DATA FOR REVIEW »

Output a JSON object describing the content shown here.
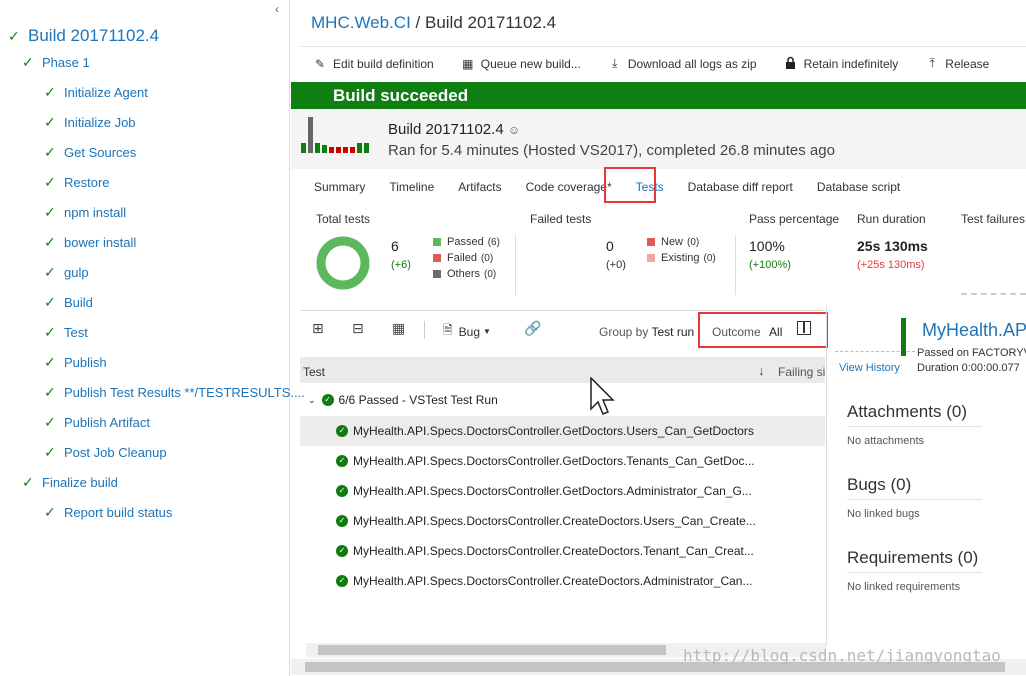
{
  "tree": {
    "root": "Build 20171102.4",
    "items": [
      {
        "label": "Phase 1",
        "level": 1
      },
      {
        "label": "Initialize Agent",
        "level": 2
      },
      {
        "label": "Initialize Job",
        "level": 2
      },
      {
        "label": "Get Sources",
        "level": 2
      },
      {
        "label": "Restore",
        "level": 2
      },
      {
        "label": "npm install",
        "level": 2
      },
      {
        "label": "bower install",
        "level": 2
      },
      {
        "label": "gulp",
        "level": 2
      },
      {
        "label": "Build",
        "level": 2
      },
      {
        "label": "Test",
        "level": 2
      },
      {
        "label": "Publish",
        "level": 2
      },
      {
        "label": "Publish Test Results **/TESTRESULTS....",
        "level": 2
      },
      {
        "label": "Publish Artifact",
        "level": 2
      },
      {
        "label": "Post Job Cleanup",
        "level": 2
      },
      {
        "label": "Finalize build",
        "level": 1
      },
      {
        "label": "Report build status",
        "level": 2
      }
    ]
  },
  "header": {
    "project": "MHC.Web.CI",
    "separator": " / ",
    "build": "Build 20171102.4"
  },
  "toolbar": {
    "edit": "Edit build definition",
    "queue": "Queue new build...",
    "download": "Download all logs as zip",
    "retain": "Retain indefinitely",
    "release": "Release"
  },
  "banner": "Build succeeded",
  "summary": {
    "title": "Build 20171102.4",
    "subtitle": "Ran for 5.4 minutes (Hosted VS2017), completed 26.8 minutes ago"
  },
  "tabs": [
    "Summary",
    "Timeline",
    "Artifacts",
    "Code coverage*",
    "Tests",
    "Database diff report",
    "Database script"
  ],
  "stats": {
    "total_tests": {
      "label": "Total tests",
      "value": "6",
      "delta": "(+6)"
    },
    "legend": [
      {
        "label": "Passed",
        "count": "(6)",
        "color": "#5cb85c"
      },
      {
        "label": "Failed",
        "count": "(0)",
        "color": "#e05a5a"
      },
      {
        "label": "Others",
        "count": "(0)",
        "color": "#6d6d6d"
      }
    ],
    "failed_tests": {
      "label": "Failed tests",
      "value": "0",
      "delta": "(+0)"
    },
    "failed_legend": [
      {
        "label": "New",
        "count": "(0)",
        "color": "#e05a5a"
      },
      {
        "label": "Existing",
        "count": "(0)",
        "color": "#f0a5a5"
      }
    ],
    "pass_percentage": {
      "label": "Pass percentage",
      "value": "100%",
      "delta": "(+100%)"
    },
    "run_duration": {
      "label": "Run duration",
      "value": "25s 130ms",
      "delta": "(+25s 130ms)"
    },
    "test_failures": {
      "label": "Test failures"
    }
  },
  "test_toolbar": {
    "bug": "Bug",
    "group_by_label": "Group by",
    "group_by_value": "Test run",
    "outcome_label": "Outcome",
    "outcome_value": "All"
  },
  "grid": {
    "col_test": "Test",
    "col_failing": "Failing si",
    "group": "6/6 Passed - VSTest Test Run",
    "rows": [
      "MyHealth.API.Specs.DoctorsController.GetDoctors.Users_Can_GetDoctors",
      "MyHealth.API.Specs.DoctorsController.GetDoctors.Tenants_Can_GetDoc...",
      "MyHealth.API.Specs.DoctorsController.GetDoctors.Administrator_Can_G...",
      "MyHealth.API.Specs.DoctorsController.CreateDoctors.Users_Can_Create...",
      "MyHealth.API.Specs.DoctorsController.CreateDoctors.Tenant_Can_Creat...",
      "MyHealth.API.Specs.DoctorsController.CreateDoctors.Administrator_Can..."
    ]
  },
  "detail": {
    "title": "MyHealth.API",
    "passed_on": "Passed on FACTORYV",
    "duration": "Duration 0:00:00.077",
    "view_history": "View History",
    "attachments": "Attachments (0)",
    "attachments_note": "No attachments",
    "bugs": "Bugs (0)",
    "bugs_note": "No linked bugs",
    "requirements": "Requirements (0)",
    "requirements_note": "No linked requirements"
  },
  "watermark": "http://blog.csdn.net/jiangyongtao",
  "colors": {
    "accent": "#1d74b8",
    "success": "#0f7f12",
    "highlight": "#e53935"
  }
}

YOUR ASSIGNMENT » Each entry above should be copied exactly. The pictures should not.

WRITTEN RESPONSE »
Output a JSON object describing the content shown here.
{
  "tree": {
    "root": "Build 20171102.4",
    "items": [
      {
        "label": "Phase 1",
        "level": 1
      },
      {
        "label": "Initialize Agent",
        "level": 2
      },
      {
        "label": "Initialize Job",
        "level": 2
      },
      {
        "label": "Get Sources",
        "level": 2
      },
      {
        "label": "Restore",
        "level": 2
      },
      {
        "label": "npm install",
        "level": 2
      },
      {
        "label": "bower install",
        "level": 2
      },
      {
        "label": "gulp",
        "level": 2
      },
      {
        "label": "Build",
        "level": 2
      },
      {
        "label": "Test",
        "level": 2
      },
      {
        "label": "Publish",
        "level": 2
      },
      {
        "label": "Publish Test Results **/TESTRESULTS....",
        "level": 2
      },
      {
        "label": "Publish Artifact",
        "level": 2
      },
      {
        "label": "Post Job Cleanup",
        "level": 2
      },
      {
        "label": "Finalize build",
        "level": 1
      },
      {
        "label": "Report build status",
        "level": 2
      }
    ]
  },
  "header": {
    "project": "MHC.Web.CI",
    "separator": " / ",
    "build": "Build 20171102.4"
  },
  "toolbar": {
    "edit": "Edit build definition",
    "queue": "Queue new build...",
    "download": "Download all logs as zip",
    "retain": "Retain indefinitely",
    "release": "Release"
  },
  "banner": "Build succeeded",
  "summary": {
    "title": "Build 20171102.4",
    "subtitle": "Ran for 5.4 minutes (Hosted VS2017), completed 26.8 minutes ago"
  },
  "tabs": [
    "Summary",
    "Timeline",
    "Artifacts",
    "Code coverage*",
    "Tests",
    "Database diff report",
    "Database script"
  ],
  "stats": {
    "total_tests": {
      "label": "Total tests",
      "value": "6",
      "delta": "(+6)"
    },
    "legend": [
      {
        "label": "Passed",
        "count": "(6)",
        "color": "#5cb85c"
      },
      {
        "label": "Failed",
        "count": "(0)",
        "color": "#e05a5a"
      },
      {
        "label": "Others",
        "count": "(0)",
        "color": "#6d6d6d"
      }
    ],
    "failed_tests": {
      "label": "Failed tests",
      "value": "0",
      "delta": "(+0)"
    },
    "failed_legend": [
      {
        "label": "New",
        "count": "(0)",
        "color": "#e05a5a"
      },
      {
        "label": "Existing",
        "count": "(0)",
        "color": "#f0a5a5"
      }
    ],
    "pass_percentage": {
      "label": "Pass percentage",
      "value": "100%",
      "delta": "(+100%)"
    },
    "run_duration": {
      "label": "Run duration",
      "value": "25s 130ms",
      "delta": "(+25s 130ms)"
    },
    "test_failures": {
      "label": "Test failures"
    }
  },
  "test_toolbar": {
    "bug": "Bug",
    "group_by_label": "Group by",
    "group_by_value": "Test run",
    "outcome_label": "Outcome",
    "outcome_value": "All"
  },
  "grid": {
    "col_test": "Test",
    "col_failing": "Failing si",
    "group": "6/6 Passed - VSTest Test Run",
    "rows": [
      "MyHealth.API.Specs.DoctorsController.GetDoctors.Users_Can_GetDoctors",
      "MyHealth.API.Specs.DoctorsController.GetDoctors.Tenants_Can_GetDoc...",
      "MyHealth.API.Specs.DoctorsController.GetDoctors.Administrator_Can_G...",
      "MyHealth.API.Specs.DoctorsController.CreateDoctors.Users_Can_Create...",
      "MyHealth.API.Specs.DoctorsController.CreateDoctors.Tenant_Can_Creat...",
      "MyHealth.API.Specs.DoctorsController.CreateDoctors.Administrator_Can..."
    ]
  },
  "detail": {
    "title": "MyHealth.API",
    "passed_on": "Passed on FACTORYV",
    "duration": "Duration 0:00:00.077",
    "view_history": "View History",
    "attachments": "Attachments (0)",
    "attachments_note": "No attachments",
    "bugs": "Bugs (0)",
    "bugs_note": "No linked bugs",
    "requirements": "Requirements (0)",
    "requirements_note": "No linked requirements"
  },
  "watermark": "http://blog.csdn.net/jiangyongtao",
  "colors": {
    "accent": "#1d74b8",
    "success": "#0f7f12",
    "highlight": "#e53935"
  }
}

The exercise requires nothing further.